While a complete cure for cancer has yet to be discovered, many scientists are working hard to improve treatment regimens and drugs to improve the survival rate among patients. Recently, a group of researchers announced that a new drug under clinical trial, specifically for breast cancer, is showing a great deal of potential.
The study, funded by Novartis, observed the effectivity of “Kisqali combination therapy” — ribociclib inhibitor added to the common endocrine treatment — among female breast cancer patients. Latest updates that showed positive results were presented at the annual American Society of Clinical Oncology meeting that took place this weekend in Chicago.
Researchers observed female breast cancer patients in a clinical trial with a 42-month follow-up window. Scientists reported seeing a 70.2 percent survival rate among the subjects who received Kisqali. That is around 24 percent better than the survival rate for women who only undergoes endocrine therapy. The clinical trial took place in 30 countries and gathered participants within ages 18-59 who are all in the premenopausal stage.
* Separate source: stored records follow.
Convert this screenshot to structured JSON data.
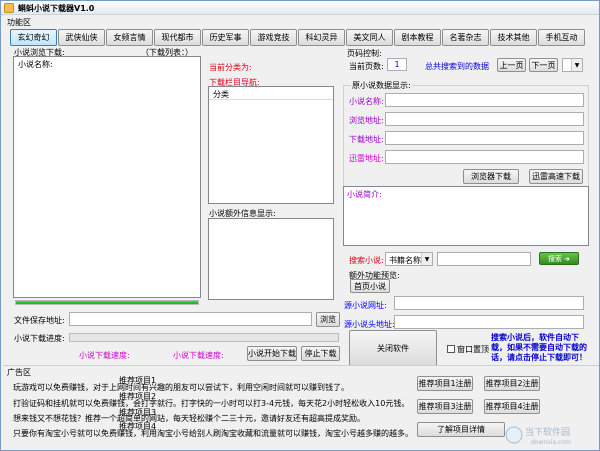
{
  "window": {
    "title": "蝌蚪小说下载器V1.0"
  },
  "function_area": {
    "label": "功能区",
    "tabs": [
      "玄幻奇幻",
      "武侠仙侠",
      "女频言情",
      "现代都市",
      "历史军事",
      "游戏竞技",
      "科幻灵异",
      "美文同人",
      "剧本教程",
      "名著杂志",
      "技术其他",
      "手机互动"
    ],
    "active_tab": 0
  },
  "left_panel": {
    "browse_label": "小说浏览下载:",
    "list_header_hint": "（下载列表：）",
    "name_col": "小说名称:",
    "progress_fraction": 1.0,
    "save_path_label": "文件保存地址:",
    "browse_button": "浏览",
    "download_progress_label": "小说下载进度:",
    "status_speed_left": "小说下载速度:",
    "status_speed_mid": "小说下载速度:",
    "start_button": "小说开始下载",
    "stop_button": "停止下载"
  },
  "middle_panel": {
    "current_category_label": "当前分类为:",
    "nav_label": "下载栏目导航:",
    "category_col": "分类",
    "extra_info_label": "小说额外信息显示:"
  },
  "right_panel": {
    "page_control_label": "页码控制:",
    "current_page_label": "当前页数:",
    "current_page_value": "1",
    "total_pages_text": "总共搜索到的数据",
    "prev_button": "上一页",
    "next_button": "下一页",
    "raw_data_label": "原小说数据显示:",
    "name_label": "小说名称:",
    "browse_url_label": "浏览地址:",
    "download_url_label": "下载地址:",
    "thunder_url_label": "迅雷地址:",
    "browser_download_button": "浏览器下载",
    "thunder_download_button": "迅雷高速下载",
    "intro_label": "小说简介:",
    "search_label": "搜索小说:",
    "search_type_value": "书籍名称",
    "search_go_button": "搜索 ➜",
    "extra_function_label": "额外功能预览:",
    "homepage_button": "首页小说",
    "source_url_label": "源小说网址:",
    "source_header_label": "源小说头地址:",
    "close_button": "关闭软件",
    "window_top_label": "窗口置顶",
    "search_hint": "搜索小说后，软件自动下载，如果不需要自动下载的话，请点击停止下载即可！"
  },
  "ad_area": {
    "label": "广告区",
    "lines": [
      "玩游戏可以免费赚钱，对于上网时间有兴趣的朋友可以尝试下，利用空闲时间就可以赚到钱了。",
      "打验证码和挂机就可以免费赚钱，会打字就行。打字快的一小时可以打3-4元钱，每天花2小时轻松收入10元钱。",
      "想来钱又不想花钱？推荐一个超简单的网站，每天轻松赚个二三十元，邀请好友还有超高提成奖励。",
      "只要你有淘宝小号就可以免费赚钱，利用淘宝小号给别人刷淘宝收藏和流量就可以赚钱，淘宝小号越多赚的越多。"
    ],
    "ghost_labels": [
      "推荐项目1",
      "推荐项目2",
      "推荐项目3",
      "推荐项目4"
    ],
    "buttons": [
      "推荐项目1注册",
      "推荐项目2注册",
      "推荐项目3注册",
      "推荐项目4注册"
    ],
    "more_button": "了解项目详情"
  },
  "watermark": {
    "text": "当下软件园",
    "sub": "downxia.com"
  }
}
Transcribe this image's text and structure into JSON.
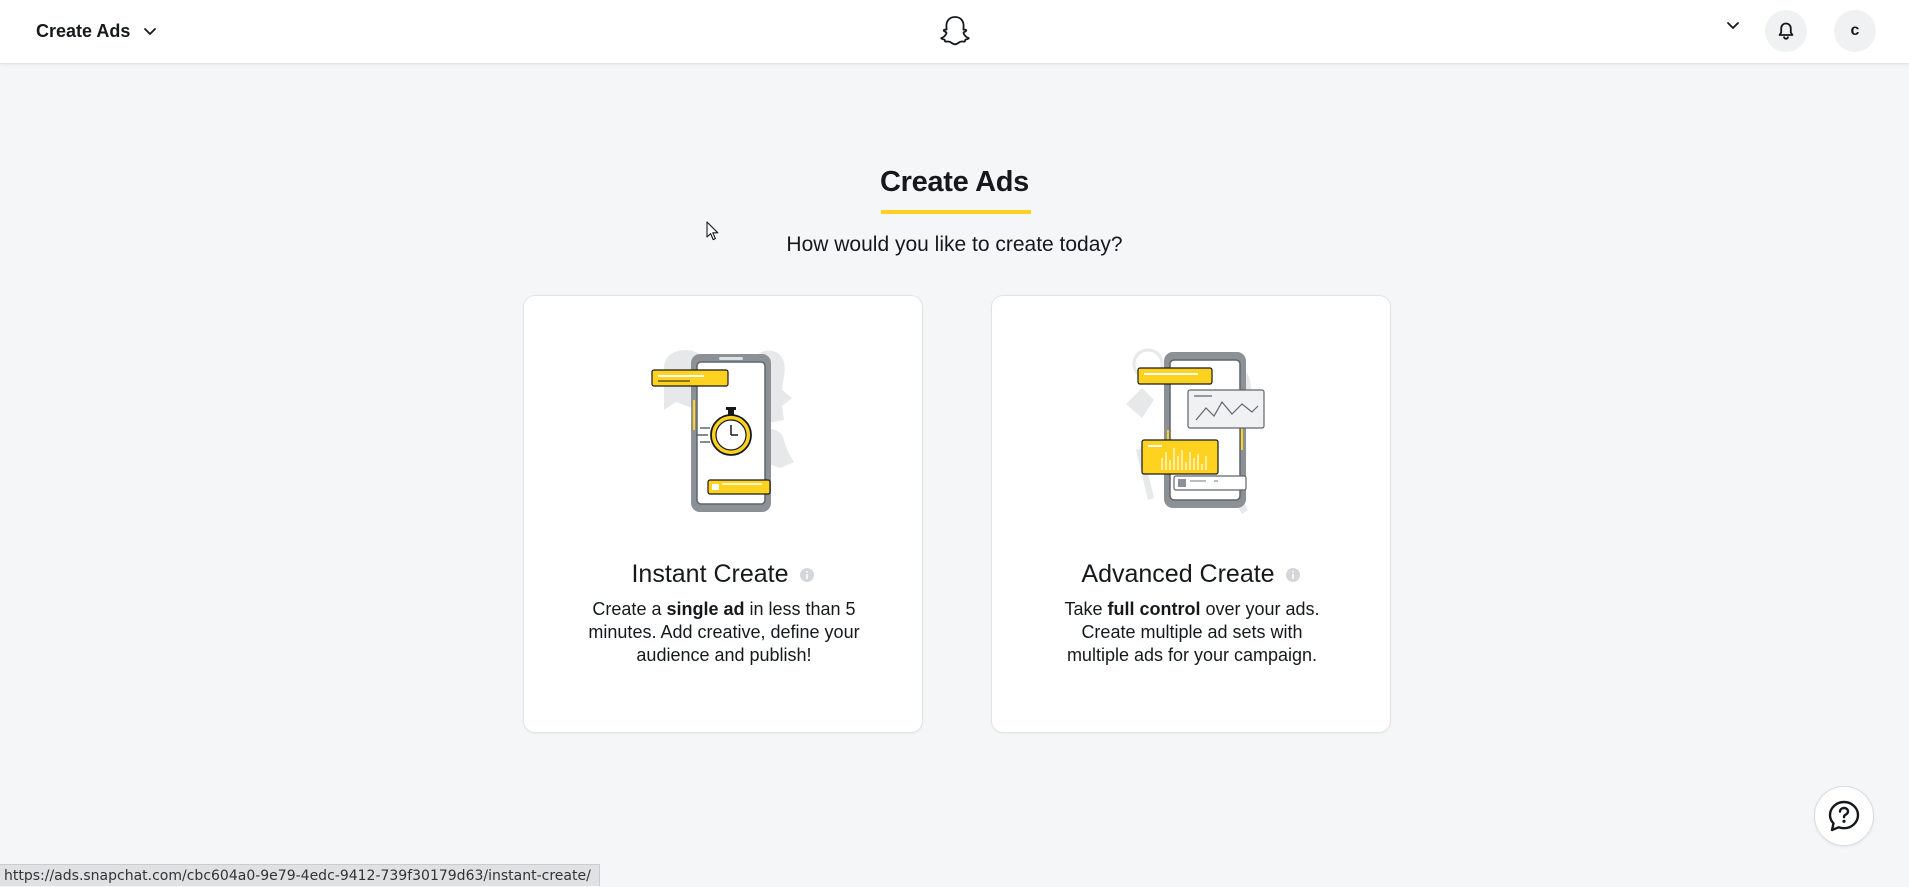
{
  "header": {
    "menu_label": "Create Ads",
    "avatar_initial": "c"
  },
  "main": {
    "title": "Create Ads",
    "subtitle": "How would you like to create today?",
    "options": [
      {
        "title": "Instant Create",
        "desc_pre": "Create a ",
        "desc_bold": "single ad",
        "desc_post": " in less than 5 minutes. Add creative, define your audience and publish!"
      },
      {
        "title": "Advanced Create",
        "desc_pre": "Take ",
        "desc_bold": "full control",
        "desc_post": " over your ads. Create multiple ad sets with multiple ads for your campaign."
      }
    ]
  },
  "status_bar": {
    "url": "https://ads.snapchat.com/cbc604a0-9e79-4edc-9412-739f30179d63/instant-create/"
  },
  "colors": {
    "accent_yellow": "#ffd21f",
    "background": "#f5f6f7",
    "text": "#16191c"
  },
  "icons": [
    "chevron-down-icon",
    "snapchat-ghost-icon",
    "bell-icon",
    "info-icon",
    "help-chat-icon"
  ]
}
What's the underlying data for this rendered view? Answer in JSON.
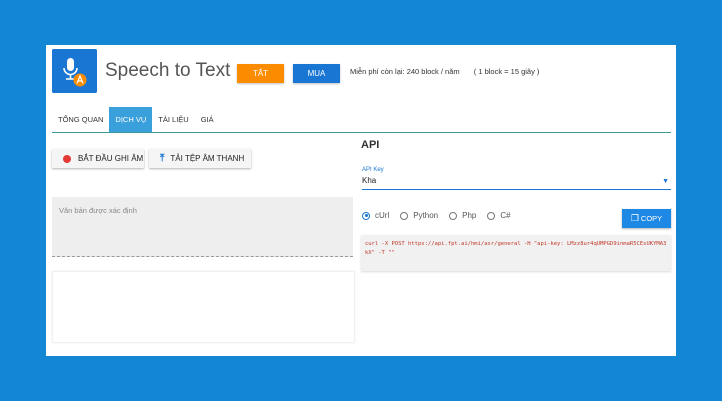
{
  "header": {
    "title": "Speech to Text",
    "off_button": "TẮT",
    "buy_button": "MUA",
    "quota_text": "Miễn phí còn lại: 240 block / năm",
    "block_note": "( 1 block = 15 giây )"
  },
  "tabs": [
    {
      "label": "TỔNG QUAN",
      "active": false
    },
    {
      "label": "DỊCH VỤ",
      "active": true
    },
    {
      "label": "TÀI LIỆU",
      "active": false
    },
    {
      "label": "GIÁ",
      "active": false
    }
  ],
  "actions": {
    "record_label": "BẮT ĐẦU GHI ÂM",
    "upload_label": "TẢI TỆP ÂM THANH"
  },
  "transcript": {
    "placeholder": "Văn bản được xác định"
  },
  "api": {
    "title": "API",
    "key_label": "API Key",
    "key_value": "Kha",
    "languages": [
      {
        "label": "cUrl",
        "selected": true
      },
      {
        "label": "Python",
        "selected": false
      },
      {
        "label": "Php",
        "selected": false
      },
      {
        "label": "C#",
        "selected": false
      }
    ],
    "copy_label": "COPY",
    "code": "curl -X POST https://api.fpt.ai/hmi/asr/general -H \"api-key: LMzz8ur4qUMPGD9inmaR5CEsUKYMA3kX\" -T \"\""
  },
  "colors": {
    "background": "#1487d4",
    "primary": "#1976d2",
    "accent_orange": "#fb8c00",
    "tab_active": "#3aa0dc",
    "record_dot": "#e53935",
    "code_text": "#c0392b"
  },
  "icons": {
    "app_logo": "microphone-translate-icon",
    "record": "record-dot-icon",
    "upload": "upload-arrow-icon",
    "copy": "copy-icon",
    "dropdown": "caret-down-icon"
  }
}
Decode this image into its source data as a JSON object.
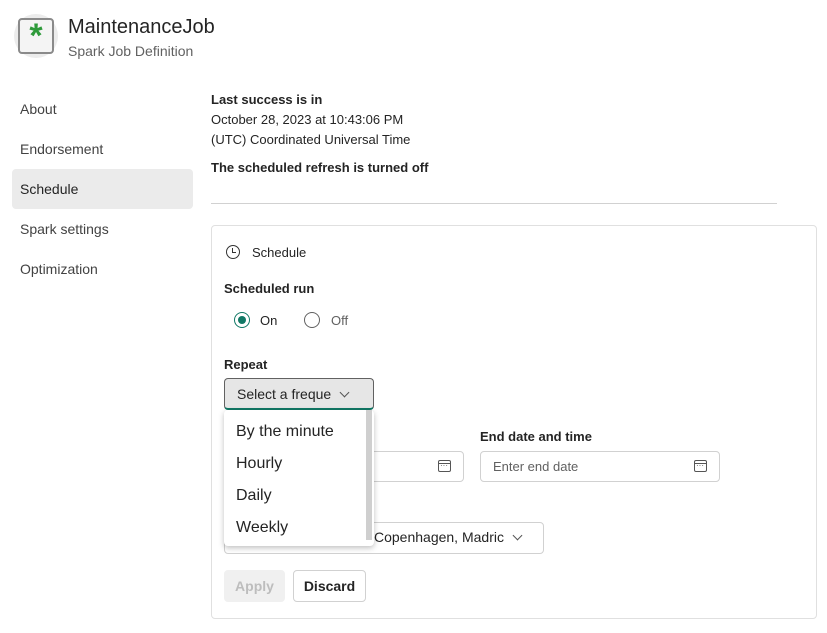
{
  "header": {
    "title": "MaintenanceJob",
    "subtitle": "Spark Job Definition",
    "logo_icon": "asterisk-icon"
  },
  "sidebar": {
    "items": [
      {
        "label": "About"
      },
      {
        "label": "Endorsement"
      },
      {
        "label": "Schedule",
        "selected": true
      },
      {
        "label": "Spark settings"
      },
      {
        "label": "Optimization"
      }
    ]
  },
  "status": {
    "last_success_label": "Last success is in",
    "last_success_date": "October 28, 2023 at 10:43:06 PM",
    "timezone": "(UTC) Coordinated Universal Time",
    "refresh_status": "The scheduled refresh is turned off"
  },
  "schedule": {
    "heading": "Schedule",
    "scheduled_run_label": "Scheduled run",
    "radio_on": "On",
    "radio_off": "Off",
    "selected": "On",
    "repeat_label": "Repeat",
    "repeat_value": "Select a freque",
    "repeat_options": [
      "By the minute",
      "Hourly",
      "Daily",
      "Weekly"
    ],
    "end_label": "End date and time",
    "end_placeholder": "Enter end date",
    "timezone_value": "Copenhagen, Madric",
    "apply_label": "Apply",
    "discard_label": "Discard",
    "accent_color": "#117865"
  }
}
“Overall survival benefit is considered the ‘gold standard’ in cancer trials but is challenging to achieve in HR+/HER2- metastatic breast cancer,” lead author Dr. Sara Hurvitz said in a statement. “Impactful results like these ribociclib findings are what we wish for in every clinical trial, and to achieve overall survival improvement in an incurable disease, like metastatic breast cancer, is truly an outstanding advancement for patients.”
This is a welcome breakthrough while a cancer cure remains elusive. Breast cancer is the second most commonly diagnosed (first among women) type of cancer around the world. Despite the available treatments, the World Health Organization reported there were more than two million new cases of breast cancer in both sexes in 2018. In the same year, breast cancer was reportedly the fifth most deadly type of cancer with 626,679 men and women dying from this illness.